Developed by Chris Regina, Ray Cannella and Thomas Vitale, Sci Fi Pictures original films are typically independently-made B-movies with production budgets of $1 to 2 million each. They usually premiere on Saturday nights. They are also one of the sponsors for the Coalition for Freedom of Information. These films are occasionally retitled for their DVD releases.
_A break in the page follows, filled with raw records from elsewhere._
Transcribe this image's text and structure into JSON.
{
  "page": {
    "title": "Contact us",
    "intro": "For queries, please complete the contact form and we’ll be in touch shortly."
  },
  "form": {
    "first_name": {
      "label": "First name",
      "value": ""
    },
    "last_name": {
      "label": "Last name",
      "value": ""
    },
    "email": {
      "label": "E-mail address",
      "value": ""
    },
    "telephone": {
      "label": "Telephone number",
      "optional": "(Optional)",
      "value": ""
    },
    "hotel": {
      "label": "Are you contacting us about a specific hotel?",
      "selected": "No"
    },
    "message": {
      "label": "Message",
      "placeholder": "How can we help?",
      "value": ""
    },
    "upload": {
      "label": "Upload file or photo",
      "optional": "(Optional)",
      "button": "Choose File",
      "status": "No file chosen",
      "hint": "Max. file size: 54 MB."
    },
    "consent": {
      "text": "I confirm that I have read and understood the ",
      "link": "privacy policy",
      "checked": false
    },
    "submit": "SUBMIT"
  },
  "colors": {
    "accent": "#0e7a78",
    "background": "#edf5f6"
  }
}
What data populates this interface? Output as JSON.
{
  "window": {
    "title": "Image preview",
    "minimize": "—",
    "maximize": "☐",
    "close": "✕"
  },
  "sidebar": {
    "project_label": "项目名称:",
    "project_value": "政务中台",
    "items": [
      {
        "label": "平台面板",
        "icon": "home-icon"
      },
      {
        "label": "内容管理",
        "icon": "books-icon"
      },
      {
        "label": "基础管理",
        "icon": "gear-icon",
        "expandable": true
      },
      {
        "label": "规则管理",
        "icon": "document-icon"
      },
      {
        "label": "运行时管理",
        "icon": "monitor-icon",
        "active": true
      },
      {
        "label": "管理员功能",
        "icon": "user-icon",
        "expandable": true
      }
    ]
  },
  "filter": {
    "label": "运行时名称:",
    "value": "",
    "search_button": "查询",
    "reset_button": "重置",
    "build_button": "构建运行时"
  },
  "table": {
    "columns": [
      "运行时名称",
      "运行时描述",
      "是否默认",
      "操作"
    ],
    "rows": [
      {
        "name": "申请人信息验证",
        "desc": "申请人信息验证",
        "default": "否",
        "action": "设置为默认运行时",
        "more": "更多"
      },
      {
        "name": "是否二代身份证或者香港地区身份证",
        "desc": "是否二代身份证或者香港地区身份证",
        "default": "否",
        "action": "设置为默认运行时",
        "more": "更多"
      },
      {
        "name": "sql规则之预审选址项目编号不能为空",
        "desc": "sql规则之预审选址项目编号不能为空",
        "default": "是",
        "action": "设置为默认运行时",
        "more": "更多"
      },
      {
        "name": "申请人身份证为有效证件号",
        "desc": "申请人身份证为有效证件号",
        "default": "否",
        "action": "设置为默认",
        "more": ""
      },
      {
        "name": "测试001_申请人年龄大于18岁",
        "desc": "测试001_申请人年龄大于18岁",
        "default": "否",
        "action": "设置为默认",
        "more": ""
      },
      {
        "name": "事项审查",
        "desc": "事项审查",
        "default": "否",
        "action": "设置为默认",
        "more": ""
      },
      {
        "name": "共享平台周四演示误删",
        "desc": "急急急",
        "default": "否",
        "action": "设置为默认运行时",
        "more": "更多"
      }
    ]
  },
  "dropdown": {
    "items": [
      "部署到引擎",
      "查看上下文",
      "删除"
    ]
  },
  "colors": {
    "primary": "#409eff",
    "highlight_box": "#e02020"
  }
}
The channel's website launched in 1995 under the name "The Dominion" at SciFi.com. In 2000, it dropped the name "The Dominion.". It was one of the first large-scale, publicly available, well-advertised, and non-portal based Web sites. In addition to information on the channel's programming, it covers science fiction in general. The site has won a Webby Award and a Flash Forward Award. From 2000–2005, it published original science fiction short stories in a section called "SciFiction", edited by Ellen Datlow, who won a 2005 Hugo Award for her work there. The stories themselves won a World Fantasy Award; the first Theodore Sturgeon Award for online fiction (for Lucius Shepard's novella "Over Yonder"), and four of the Science Fiction Writers of America's Nebula Awards, including the first for original online fiction (for Linda Nagata's novella "Goddesses"). As part of the channel's rebranding in 2009, the URL was changed to Syfy.com.
On April 22, 2006, the site launched Sci Fi Pedia as a commercial wiki on topics including anime, comics, science fiction, fantasy, horror, fandom, games and toys, UFOs, genre-related art and audio, and the paranormal. In 2009, Sci Fi Pedia was shut down without explanation.
Science Fiction Weekly was an online magazine started and edited by Craig Engler and Brooks Peck on August 15, 1995. In April 1996 it began appearing exclusively on "The Dominion" as part of a partnership with the site, before being sold to the Sci Fi Channel completely in 1999. The publication covered various aspects of science fiction, including news, reviews, original art, and interviews, until it merged with Sci Fi Wire in January 2009. It was last edited by Scott Edelman.
Sci Fi Magazine is the channel's official magazine. As of 2005, it was edited by Scott Edelman.
Sci Fi Wire, an adjunct of the Syfy website, is the daily news wire edited by Patrick Lee. It covers news related to science fiction, fantasy and supernatural-themed entertainment, including films, television, games, books, fandom and rumors. Sci Fi Wire is frequently cited as a source of breaking news by other Web sites and by publications as varied as the New York Post and TV Guide.
In 2008, Syfy, then the Sci Fi Channel, averaged a 1.0 Household rating; 242,000 Adults 18-34 (up 4% vs 2007); 616,000 Adults 18-49 (up 5% vs 2007); 695,000 Adults 25-54 (up 6% vs 2007) and 1,278,000 total viewers (up 7% vs 2007). It saw two years of consecutive growth among female audiences, with a 12% increase among women 25-54, a 14% jump in women 18-49 and 6% in women 18-34. The channel also was ranked among the top ten watched channels for male viewers ages 18–54, and women ages 25–54 (#10).